John Dominic Crossan calls parables “lures” to entice people to imagine and engage the kingdom of God (First Light: Jesus and the Kingdom of God, Living the Questions 2009). He asks us to picture the setting of their telling. Imagine the crowd gathered on the lakeside to hear the holy man speak from his boat. Many of them would be subsistence farmers, scratching a living from the land. They would hear A sower went out to sow…and some seeds fell on the path. “That’s careless!”, one might shout. Another might mutter to his neighbour: “That’s crazy, does he think seeds can be wasted like that? He’ll never make it as a farmer.” The mutterings escalate as more and more seed is wasted. Then Jesus gets to the end of the story and they hear Other seeds fell on good soil and brought forth grain, some a hundredfold, some sixty, some thirty. Let anyone with ears listen!… “What? No one gets those kinds of yields! The most I’ve ever got is tenfold and that was a really unusual year.” “What kind of seeds is this guy using? I want some.” “Wait, maybe this is not about seeds and soil.” “Well, what’s it about then?”
This parable has been called variously the Parable of the Sower (how God is generous and profligate with God’s gifts), the Parable of the Soil (how good soil is necessary for good yields, and how we might be the soil and the seeds the Word of God), and the Parable of the Hundredfold Harvest (a miraculous result from risk-taking). And there are more interpretations. As Susan Durber reminds us: Jesus was part of a great tradition of storytelling that didn’t think that stories were owned by anyone, or had only one ‘correct’ meaning (Surprised by Grace: Parables and Prayers, London: Granary, 2013). He was not a moraliser or a blamer and shamer; he was an inviter and a surpriser and a great storyteller.
There is no one right interpretation to any parable…there is only what is in our hearts and heads and what the Holy Spirit might be wanting to remind or tell us. Which is why imagining we are in the crowd, hearing alongside the Galileans, is the place to be when reading this parable. Then we might hear what we most need to hear. Today I heard that I should not assume people to be uninterested in God or faith. Just sow the darn seed! Take the risk!
What do you hear today?
I love it that Jesus invites us to use our imaginations. It is one of our most important organs. If we can’t imagine a better way or a better world or the kingdom of God, we can’t get there. We won’t have the direction of travel or the excitement of energy directed and fuelled by the Spirit. As Paul says in our Romans reading (8:11), the Spirit dwelling in us is life. Hallelujah! Amen!
Painting to Google: Vincent van Gogh, The Sower
Hymn Lord, you have come to the lakeside (Common Ground 72)

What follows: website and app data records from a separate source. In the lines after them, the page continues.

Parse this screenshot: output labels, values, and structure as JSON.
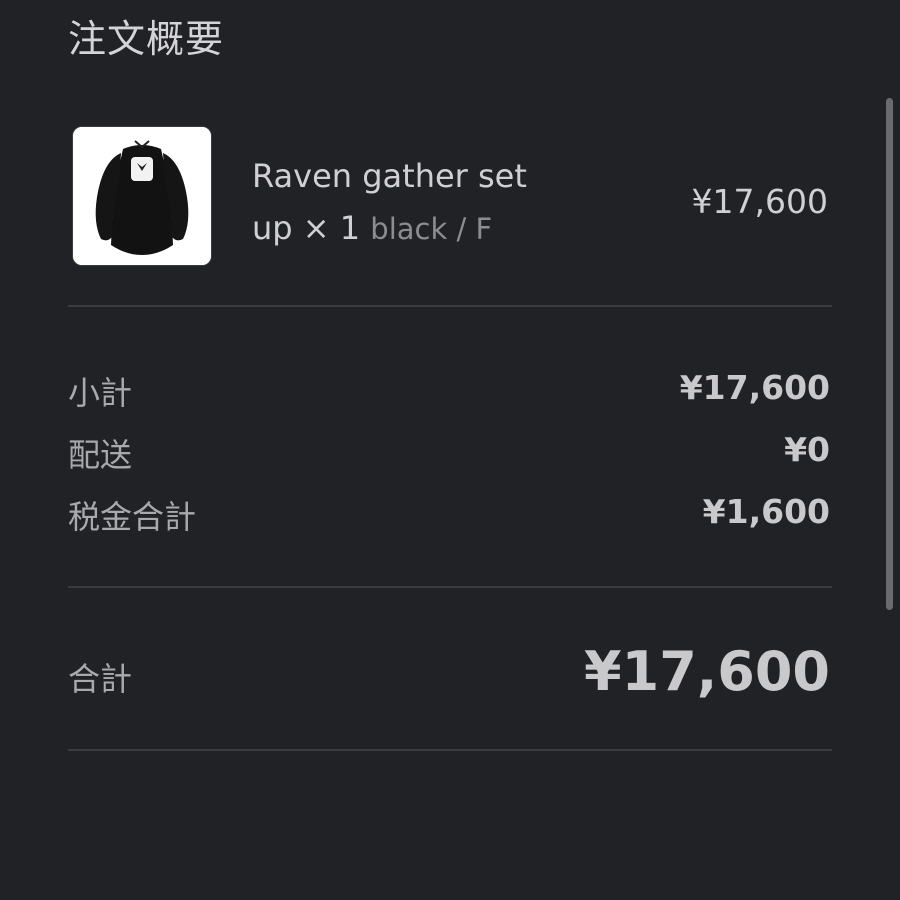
{
  "order_summary": {
    "title": "注文概要",
    "item": {
      "image_icon": "dress-thumbnail",
      "name_line1": "Raven gather set",
      "name_line2": "up",
      "quantity": "× 1",
      "variant": "black / F",
      "price": "¥17,600"
    },
    "rows": [
      {
        "label": "小計",
        "value": "¥17,600"
      },
      {
        "label": "配送",
        "value": "¥0"
      },
      {
        "label": "税金合計",
        "value": "¥1,600"
      }
    ],
    "total": {
      "label": "合計",
      "value": "¥17,600"
    }
  },
  "colors": {
    "background": "#212226",
    "text": "#c9c9cc",
    "muted": "#8c8d92",
    "divider": "#3a3b40"
  }
}
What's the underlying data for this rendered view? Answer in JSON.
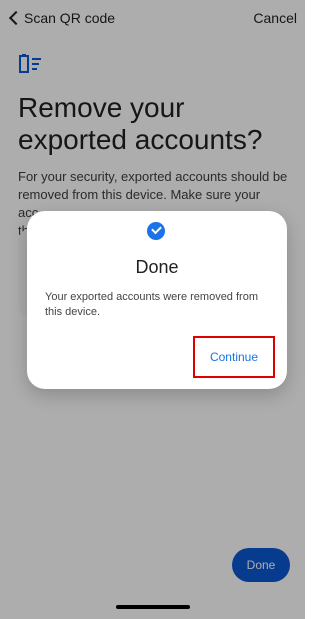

Lord, you have come to the lakeside
looking neither for wealthy or wise ones.
You only asked me to follow humbly.
O Lord, with your eyes you have searched me,
kindly smiling, have spoken my name.
Now my boat’s left on the shoreline behind me;
by your side I will seek other seas.
You know so well my possessions;
my boat carries no gold and not weapons;
but nets and fishes – my daily labour. Chorus
You need my hands, full of caring,
through my labours to give others rest,
and constant love that keeps on loving. Chorus
You, who have fished other oceans
ever longed-for by souls who are waiting,
my loving friend, as thus you call me. Chorus
May the One who speaks in stories
open our imaginations and our hearts
so that we may follow and find
the life God has for us and the world.